Mets Top 100 Home Runs: From No. 16 (Carl Everett & Bernard Gilkey) to No. 20 (Tommie Agee)

In 2009, I did a project for my website, Mets Walk-Offs and Other Minutiae, celebrating the best home runs in Mets history. I selected the top 60 regular season home runs and the top 15 postseason home runs. The reason I picked 60 was because it represented the top 1% of home runs in Mets history (and 15 just felt right for postseason).
This was fun to do, but it was imperfect. I had one egregious omission. I tended to favor oddities.
It’s time to give that project an update. And why not do it as a top 100?
The Mets have hit 7,671 regular season home runs. The top 80 represent about the top 1%. And the top 20 postseason home runs get us to an even 100 to celebrate.
Come along for the ride. Hopefully you’ll enjoy the reminiscing. Hopefully you’ll find it Amazin’. 

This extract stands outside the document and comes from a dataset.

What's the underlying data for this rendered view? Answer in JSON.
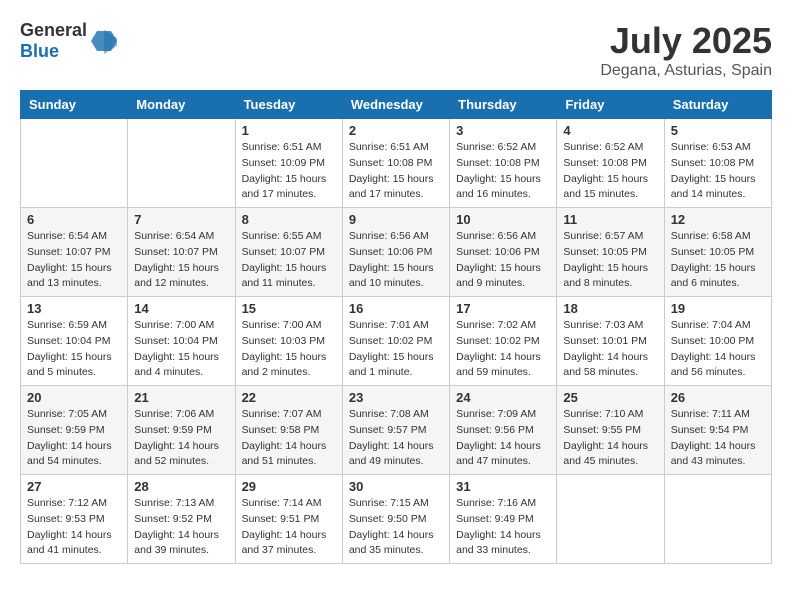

The rest of the list can be found here.


20. Tommie Agee reaches new heights 
(April 10, 1969 vs Expos) Tommie Agee set the tone for a new beginning in the first week of the 1969 season. Agee had a dreadful 1968 that began in spring t…

Cliff Notes

Alright, so it's 2 days later and the challenge for me now, after reading through about a dozen game stories and listening to talk radio, is to provide a fresh perspective on walk-off #324. If you're going to be a serious reader of this blog, you know what happened already, so let's look at what made this particular walk-off stand out.

It would seem that the place to start is with the idea that everything broke just right on both sides of the ball. Particularly, I'm talking about Carlos Beltran's catch in the 7th inning, where he went over the center field fence to rob Jose Molina of a home run. Every no-hitter seems to have one defensive gem that makes it possible and perhaps that's true of great walk-off moments as well (We'll be looking into that!)

Marlon Anderson's home run required a remarkable combination of events. It was only the sixth inside-the-park home run at Shea Stadium by a Met and the first since Darryl Strawberry in 1989. It required that…